▶ **Data for this task**

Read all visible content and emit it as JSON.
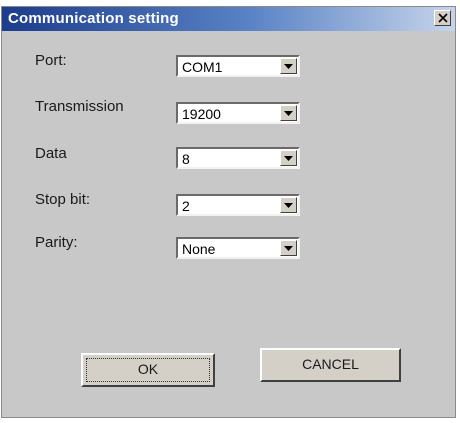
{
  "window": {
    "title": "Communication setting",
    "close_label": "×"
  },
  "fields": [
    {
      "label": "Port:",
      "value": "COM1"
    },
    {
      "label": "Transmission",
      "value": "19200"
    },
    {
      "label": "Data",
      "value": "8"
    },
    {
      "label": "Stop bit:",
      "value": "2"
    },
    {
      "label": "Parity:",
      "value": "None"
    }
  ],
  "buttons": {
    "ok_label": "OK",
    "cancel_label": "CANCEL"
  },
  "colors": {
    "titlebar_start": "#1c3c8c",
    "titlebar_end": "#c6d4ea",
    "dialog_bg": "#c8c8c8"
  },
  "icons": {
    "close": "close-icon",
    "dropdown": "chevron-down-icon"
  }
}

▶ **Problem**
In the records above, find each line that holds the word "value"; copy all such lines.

▶ **Answer for this exercise**
      "value": "COM1"
      "value": "19200"
      "value": "8"
      "value": "2"
      "value": "None"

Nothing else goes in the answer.